The shadow minister has proposed that education providers use only education agents who have completed an education agents training course and are members of a professional body for education agents if one is specified in the regulations. I am happy to support the intent of this proposal and I suggest that these requirements be put into regulations. There are two main reasons for this. Firstly, I have already given an undertaking to consult with stakeholders on regulatory changes regarding agents. Secondly, as agent training and professional associations are still developing, the regulations will allow greater flexibility for making adjustments to the policy over time.

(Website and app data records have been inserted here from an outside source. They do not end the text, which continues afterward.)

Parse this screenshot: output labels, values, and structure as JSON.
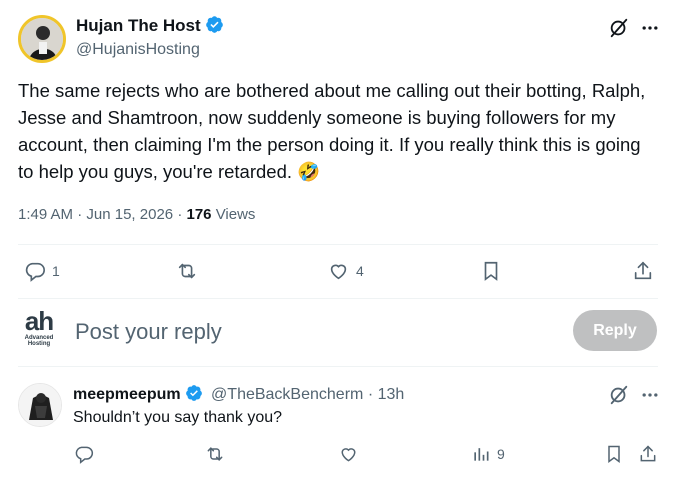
{
  "main_tweet": {
    "author_name": "Hujan The Host",
    "author_handle": "@HujanisHosting",
    "text": "The same rejects who are bothered about me calling out their botting, Ralph, Jesse and Shamtroon, now suddenly someone is buying followers for my account, then claiming I'm the person doing it. If you really think this is going to help you guys, you're retarded. 🤣",
    "time": "1:49 AM",
    "separator": "·",
    "date": "Jun 15, 2026",
    "separator2": "·",
    "views_count": "176",
    "views_label": "Views",
    "reply_count": "1",
    "like_count": "4",
    "icons": [
      "grok-icon",
      "more-icon",
      "reply-icon",
      "retweet-icon",
      "like-icon",
      "bookmark-icon",
      "share-icon"
    ]
  },
  "composer": {
    "logo_text": "ah",
    "logo_subtext": "Advanced\nHosting",
    "placeholder": "Post your reply",
    "button_label": "Reply"
  },
  "reply_tweet": {
    "author_name": "meepmeepum",
    "author_handle": "@TheBackBencherm",
    "separator": "·",
    "time_ago": "13h",
    "text": "Shouldn’t you say thank you?",
    "views_count": "9"
  },
  "colors": {
    "verified": "#1d9bf0",
    "icon_gray": "#536471",
    "reply_button_disabled": "#bfc0c1"
  }
}
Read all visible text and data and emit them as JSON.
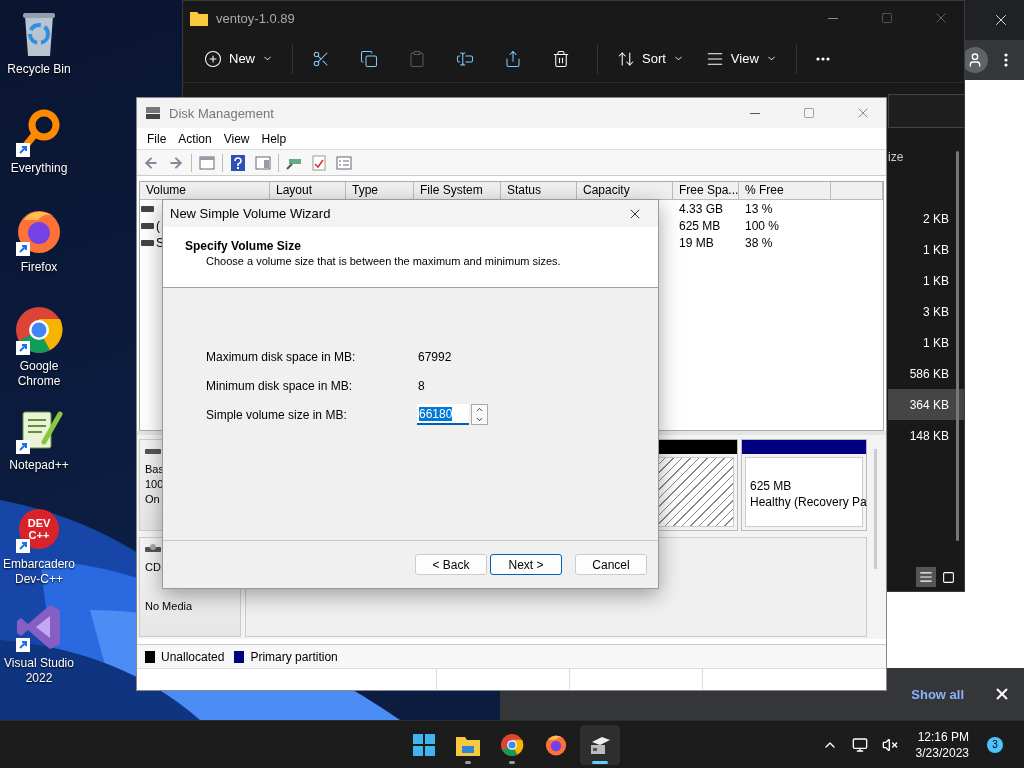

This bill is also going to clarify a number of matters. It introduces processes that will increase the accountability of international education and training providers under the national code of practice. For example, the new provision allowing conditions imposed by states and territories on education providers to be recognised by the Commonwealth will help to stop the situation where providers operate at overcapacity. The shadow minister has suggested a further amendment requiring the fund manager to provide a written report following a provider default. This report would outline the number of students placed in a suitable alternative course and/or claims on the assurance fund. This measure will increase accountability for actions taken under the fund and provide an early alert to government of any pressures on the ESOS consumer protection mechanisms. For these reasons the government will amend the legislation to include this provision. However, after discussion with the shadow minister, we have agreed that 60 days is a more realistic time frame for reporting. I thank the shadow minister for his cooperation in that regard.

Given that this legislation builds on the government’s work on a range of measures to ensure a quality international education sector for the many students who come to Australia each year, I look forward to this piece of legislation being given a speedy passage through the Senate. There has been good cooperation on this legislation to date and I look forward to that good cooperation continuing.

Question agreed to.

Bill read a second time.